Retype all the entries word for word, but omit the pictures.

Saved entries
#####

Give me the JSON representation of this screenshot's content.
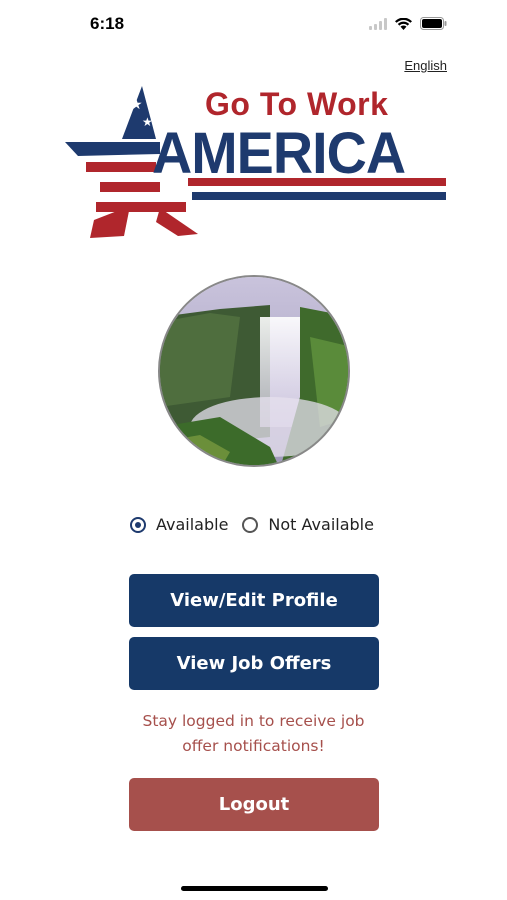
{
  "status_bar": {
    "time": "6:18",
    "icons": [
      "signal-icon",
      "wifi-icon",
      "battery-icon"
    ]
  },
  "header": {
    "language_link": "English"
  },
  "logo": {
    "line1": "Go To Work",
    "line2": "AMERICA",
    "colors": {
      "red": "#b0262c",
      "blue": "#1e3a6e"
    }
  },
  "profile": {
    "avatar": "waterfall-photo"
  },
  "availability": {
    "options": [
      {
        "label": "Available",
        "selected": true
      },
      {
        "label": "Not Available",
        "selected": false
      }
    ]
  },
  "buttons": {
    "profile_label": "View/Edit Profile",
    "offers_label": "View Job Offers",
    "logout_label": "Logout"
  },
  "notice": {
    "line1": "Stay logged in to receive job",
    "line2": "offer notifications!"
  },
  "theme": {
    "primary": "#163968",
    "logout": "#a6504c",
    "notice_text": "#a6504c"
  }
}
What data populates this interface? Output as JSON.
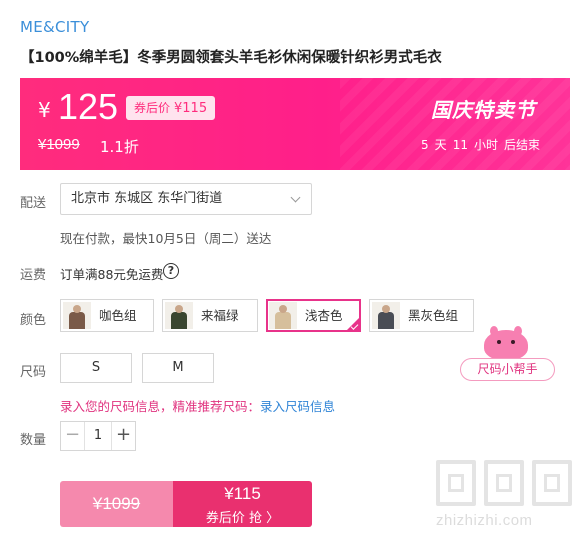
{
  "brand": "ME&CITY",
  "product_title": "【100%绵羊毛】冬季男圆领套头羊毛衫休闲保暖针织衫男式毛衣",
  "promo": {
    "currency": "¥",
    "price": "125",
    "coupon_label": "券后价",
    "coupon_price": "¥115",
    "original_price": "¥1099",
    "discount": "1.1折",
    "event_name": "国庆特卖节",
    "countdown_days": "5",
    "days_unit": "天",
    "countdown_hours": "11",
    "hours_unit": "小时",
    "ends_text": "后结束"
  },
  "delivery": {
    "label": "配送",
    "address": "北京市 东城区 东华门街道",
    "note": "现在付款，最快10月5日（周二）送达"
  },
  "freight": {
    "label": "运费",
    "text": "订单满88元免运费",
    "help_icon": "?"
  },
  "color": {
    "label": "颜色",
    "options": [
      {
        "name": "咖色组",
        "shirt": "#7a5a48",
        "selected": false
      },
      {
        "name": "来福绿",
        "shirt": "#3a4630",
        "selected": false
      },
      {
        "name": "浅杏色",
        "shirt": "#d6bf9c",
        "selected": true
      },
      {
        "name": "黑灰色组",
        "shirt": "#4a4d55",
        "selected": false
      }
    ]
  },
  "size": {
    "label": "尺码",
    "options": [
      "S",
      "M"
    ],
    "note_prefix": "录入您的尺码信息，精准推荐尺码：",
    "note_link": "录入尺码信息",
    "helper": "尺码小帮手"
  },
  "quantity": {
    "label": "数量",
    "minus": "−",
    "value": "1",
    "plus": "+"
  },
  "buy": {
    "original_price": "¥1099",
    "price": "¥115",
    "action": "券后价 抢 〉"
  },
  "watermark": "zhizhizhi.com",
  "colors": {
    "accent": "#e9306f",
    "banner": "#ff2c7d",
    "brand": "#3b8fd9",
    "link": "#2f84d6"
  }
}
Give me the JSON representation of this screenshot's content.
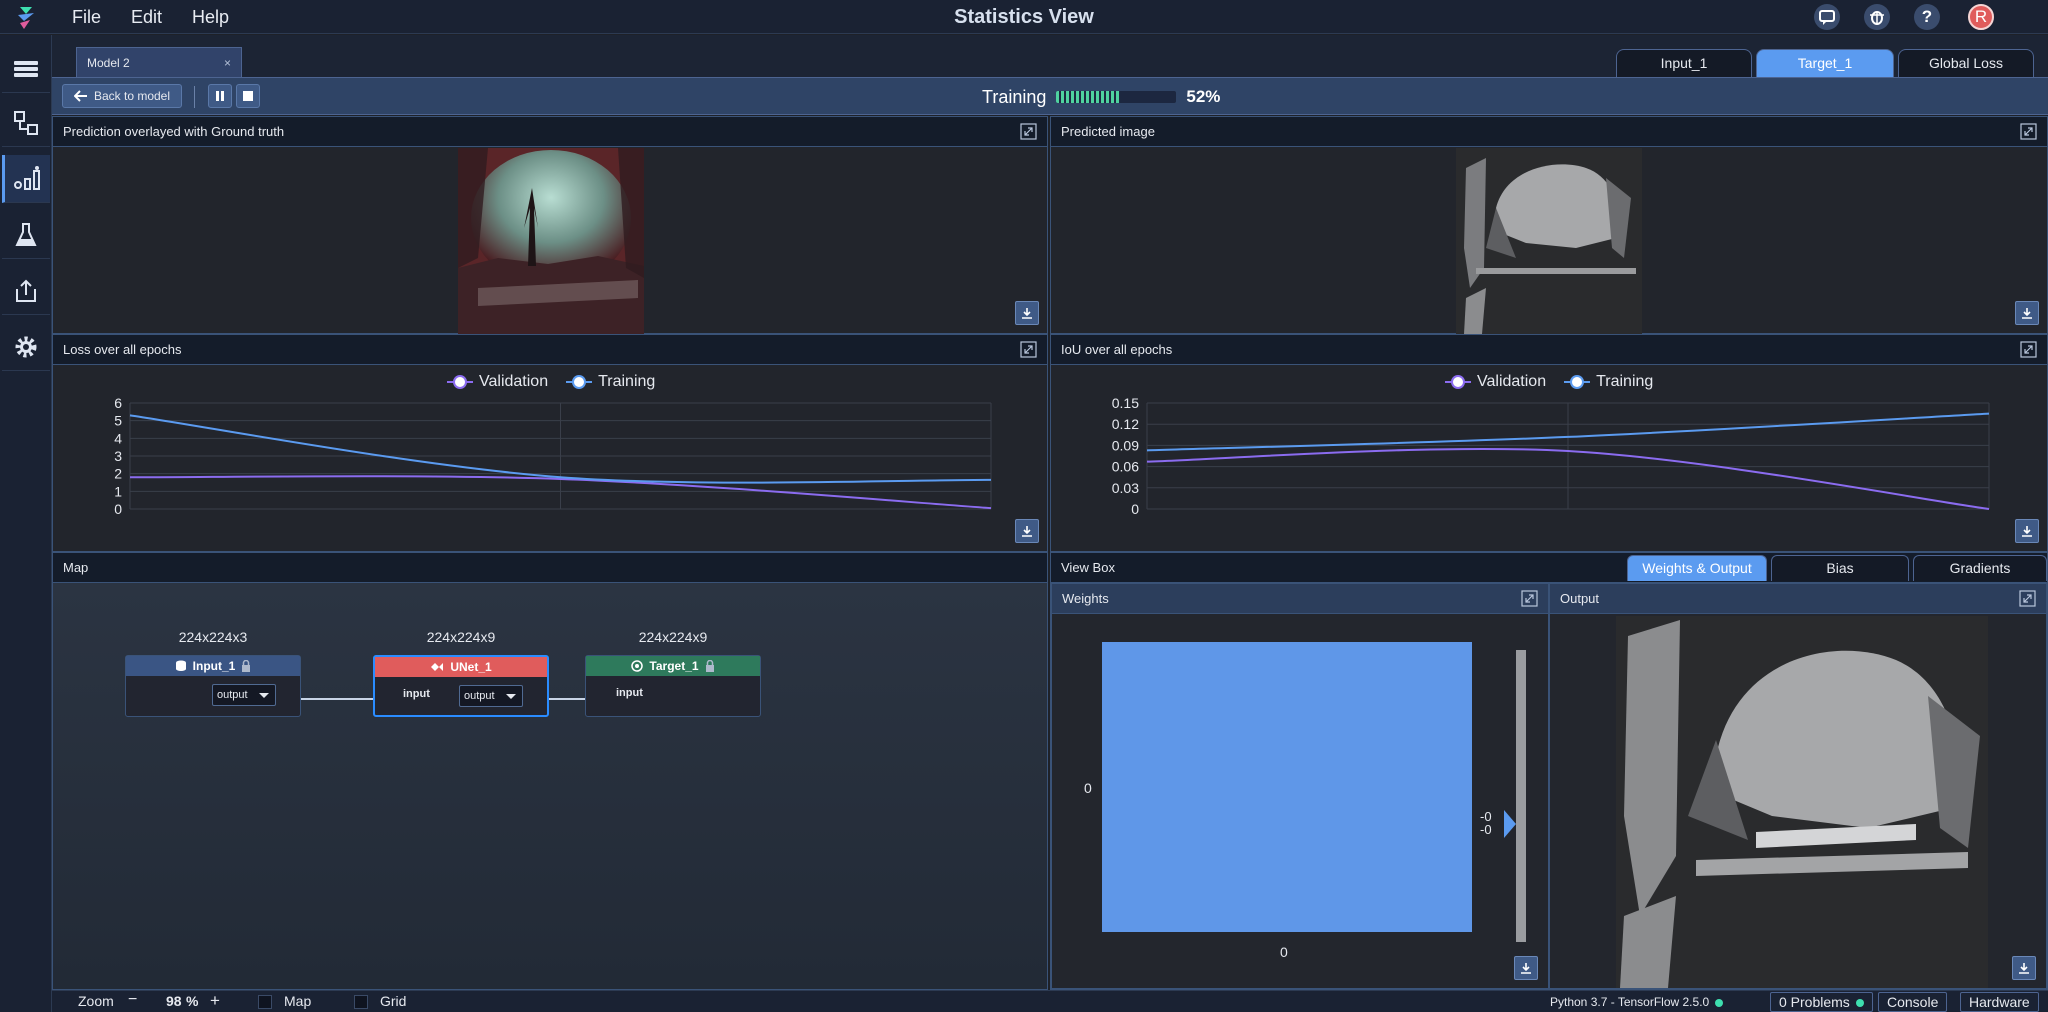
{
  "app": {
    "title": "Statistics View",
    "menu": [
      "File",
      "Edit",
      "Help"
    ],
    "avatar_letter": "R"
  },
  "model_tab": {
    "label": "Model 2",
    "close": "×"
  },
  "top_tabs": [
    {
      "label": "Input_1",
      "active": false
    },
    {
      "label": "Target_1",
      "active": true
    },
    {
      "label": "Global Loss",
      "active": false
    }
  ],
  "toolbar": {
    "back_label": "Back to model",
    "training_label": "Training",
    "progress_percent": 52,
    "progress_text": "52%"
  },
  "panels": {
    "prediction": "Prediction overlayed with Ground truth",
    "predicted": "Predicted image",
    "loss": "Loss over all epochs",
    "iou": "IoU over all epochs",
    "map": "Map",
    "viewbox": "View Box",
    "weights": "Weights",
    "output": "Output"
  },
  "legend": {
    "validation": "Validation",
    "training": "Training"
  },
  "colors": {
    "validation": "#8b6cf0",
    "training": "#5b9bf0",
    "accent": "#5b9bf0"
  },
  "chart_data": [
    {
      "type": "line",
      "title": "Loss over all epochs",
      "x": [
        0,
        1,
        2
      ],
      "xlim": [
        0,
        2
      ],
      "ylim": [
        0,
        6
      ],
      "yticks": [
        "0",
        "1",
        "2",
        "3",
        "4",
        "5",
        "6"
      ],
      "xticks": [
        "0",
        "1",
        "2"
      ],
      "series": [
        {
          "name": "Validation",
          "values": [
            1.8,
            1.7,
            0.05
          ]
        },
        {
          "name": "Training",
          "values": [
            5.3,
            1.8,
            1.65
          ]
        }
      ]
    },
    {
      "type": "line",
      "title": "IoU over all epochs",
      "x": [
        0,
        1,
        2
      ],
      "xlim": [
        0,
        2
      ],
      "ylim": [
        0,
        0.15
      ],
      "yticks": [
        "0",
        "0.03",
        "0.06",
        "0.09",
        "0.12",
        "0.15"
      ],
      "xticks": [
        "0",
        "1",
        "2"
      ],
      "series": [
        {
          "name": "Validation",
          "values": [
            0.067,
            0.082,
            0.0
          ]
        },
        {
          "name": "Training",
          "values": [
            0.083,
            0.102,
            0.135
          ]
        }
      ]
    }
  ],
  "map": {
    "nodes": [
      {
        "name": "Input_1",
        "dim": "224x224x3",
        "out": "output"
      },
      {
        "name": "UNet_1",
        "dim": "224x224x9",
        "in": "input",
        "out": "output"
      },
      {
        "name": "Target_1",
        "dim": "224x224x9",
        "in": "input"
      }
    ]
  },
  "viewbox_tabs": [
    {
      "label": "Weights & Output",
      "active": true
    },
    {
      "label": "Bias",
      "active": false
    },
    {
      "label": "Gradients",
      "active": false
    }
  ],
  "weights": {
    "y_label": "0",
    "x_label": "0",
    "scale_top": "-0",
    "scale_bottom": "-0"
  },
  "statusbar": {
    "zoom_label": "Zoom",
    "zoom_minus": "−",
    "zoom_value": "98",
    "zoom_unit": "%",
    "zoom_plus": "+",
    "map_label": "Map",
    "grid_label": "Grid",
    "env": "Python 3.7 - TensorFlow 2.5.0",
    "problems": "0 Problems",
    "console": "Console",
    "hardware": "Hardware"
  }
}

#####

- **ANSWER FOR THIS EXERCISE**
Give me the JSON representation of this screenshot's content.
{
  "status_bar": {
    "time": "6:18",
    "icons": [
      "signal-icon",
      "wifi-icon",
      "battery-icon"
    ]
  },
  "header": {
    "language_link": "English"
  },
  "logo": {
    "line1": "Go To Work",
    "line2": "AMERICA",
    "colors": {
      "red": "#b0262c",
      "blue": "#1e3a6e"
    }
  },
  "profile": {
    "avatar": "waterfall-photo"
  },
  "availability": {
    "options": [
      {
        "label": "Available",
        "selected": true
      },
      {
        "label": "Not Available",
        "selected": false
      }
    ]
  },
  "buttons": {
    "profile_label": "View/Edit Profile",
    "offers_label": "View Job Offers",
    "logout_label": "Logout"
  },
  "notice": {
    "line1": "Stay logged in to receive job",
    "line2": "offer notifications!"
  },
  "theme": {
    "primary": "#163968",
    "logout": "#a6504c",
    "notice_text": "#a6504c"
  }
}
What data populates this interface? Output as JSON.
{
  "brand": "ME&CITY",
  "product_title": "【100%绵羊毛】冬季男圆领套头羊毛衫休闲保暖针织衫男式毛衣",
  "promo": {
    "currency": "¥",
    "price": "125",
    "coupon_label": "券后价",
    "coupon_price": "¥115",
    "original_price": "¥1099",
    "discount": "1.1折",
    "event_name": "国庆特卖节",
    "countdown_days": "5",
    "days_unit": "天",
    "countdown_hours": "11",
    "hours_unit": "小时",
    "ends_text": "后结束"
  },
  "delivery": {
    "label": "配送",
    "address": "北京市 东城区 东华门街道",
    "note": "现在付款，最快10月5日（周二）送达"
  },
  "freight": {
    "label": "运费",
    "text": "订单满88元免运费",
    "help_icon": "?"
  },
  "color": {
    "label": "颜色",
    "options": [
      {
        "name": "咖色组",
        "shirt": "#7a5a48",
        "selected": false
      },
      {
        "name": "来福绿",
        "shirt": "#3a4630",
        "selected": false
      },
      {
        "name": "浅杏色",
        "shirt": "#d6bf9c",
        "selected": true
      },
      {
        "name": "黑灰色组",
        "shirt": "#4a4d55",
        "selected": false
      }
    ]
  },
  "size": {
    "label": "尺码",
    "options": [
      "S",
      "M"
    ],
    "note_prefix": "录入您的尺码信息，精准推荐尺码：",
    "note_link": "录入尺码信息",
    "helper": "尺码小帮手"
  },
  "quantity": {
    "label": "数量",
    "minus": "−",
    "value": "1",
    "plus": "+"
  },
  "buy": {
    "original_price": "¥1099",
    "price": "¥115",
    "action": "券后价 抢 〉"
  },
  "watermark": "zhizhizhi.com",
  "colors": {
    "accent": "#e9306f",
    "banner": "#ff2c7d",
    "brand": "#3b8fd9",
    "link": "#2f84d6"
  }
}
Give me the JSON representation of this screenshot's content.
{
  "app": {
    "title": "Statistics View",
    "menu": [
      "File",
      "Edit",
      "Help"
    ],
    "avatar_letter": "R"
  },
  "model_tab": {
    "label": "Model 2",
    "close": "×"
  },
  "top_tabs": [
    {
      "label": "Input_1",
      "active": false
    },
    {
      "label": "Target_1",
      "active": true
    },
    {
      "label": "Global Loss",
      "active": false
    }
  ],
  "toolbar": {
    "back_label": "Back to model",
    "training_label": "Training",
    "progress_percent": 52,
    "progress_text": "52%"
  },
  "panels": {
    "prediction": "Prediction overlayed with Ground truth",
    "predicted": "Predicted image",
    "loss": "Loss over all epochs",
    "iou": "IoU over all epochs",
    "map": "Map",
    "viewbox": "View Box",
    "weights": "Weights",
    "output": "Output"
  },
  "legend": {
    "validation": "Validation",
    "training": "Training"
  },
  "colors": {
    "validation": "#8b6cf0",
    "training": "#5b9bf0",
    "accent": "#5b9bf0"
  },
  "chart_data": [
    {
      "type": "line",
      "title": "Loss over all epochs",
      "x": [
        0,
        1,
        2
      ],
      "xlim": [
        0,
        2
      ],
      "ylim": [
        0,
        6
      ],
      "yticks": [
        "0",
        "1",
        "2",
        "3",
        "4",
        "5",
        "6"
      ],
      "xticks": [
        "0",
        "1",
        "2"
      ],
      "series": [
        {
          "name": "Validation",
          "values": [
            1.8,
            1.7,
            0.05
          ]
        },
        {
          "name": "Training",
          "values": [
            5.3,
            1.8,
            1.65
          ]
        }
      ]
    },
    {
      "type": "line",
      "title": "IoU over all epochs",
      "x": [
        0,
        1,
        2
      ],
      "xlim": [
        0,
        2
      ],
      "ylim": [
        0,
        0.15
      ],
      "yticks": [
        "0",
        "0.03",
        "0.06",
        "0.09",
        "0.12",
        "0.15"
      ],
      "xticks": [
        "0",
        "1",
        "2"
      ],
      "series": [
        {
          "name": "Validation",
          "values": [
            0.067,
            0.082,
            0.0
          ]
        },
        {
          "name": "Training",
          "values": [
            0.083,
            0.102,
            0.135
          ]
        }
      ]
    }
  ],
  "map": {
    "nodes": [
      {
        "name": "Input_1",
        "dim": "224x224x3",
        "out": "output"
      },
      {
        "name": "UNet_1",
        "dim": "224x224x9",
        "in": "input",
        "out": "output"
      },
      {
        "name": "Target_1",
        "dim": "224x224x9",
        "in": "input"
      }
    ]
  },
  "viewbox_tabs": [
    {
      "label": "Weights & Output",
      "active": true
    },
    {
      "label": "Bias",
      "active": false
    },
    {
      "label": "Gradients",
      "active": false
    }
  ],
  "weights": {
    "y_label": "0",
    "x_label": "0",
    "scale_top": "-0",
    "scale_bottom": "-0"
  },
  "statusbar": {
    "zoom_label": "Zoom",
    "zoom_minus": "−",
    "zoom_value": "98",
    "zoom_unit": "%",
    "zoom_plus": "+",
    "map_label": "Map",
    "grid_label": "Grid",
    "env": "Python 3.7 - TensorFlow 2.5.0",
    "problems": "0 Problems",
    "console": "Console",
    "hardware": "Hardware"
  }
}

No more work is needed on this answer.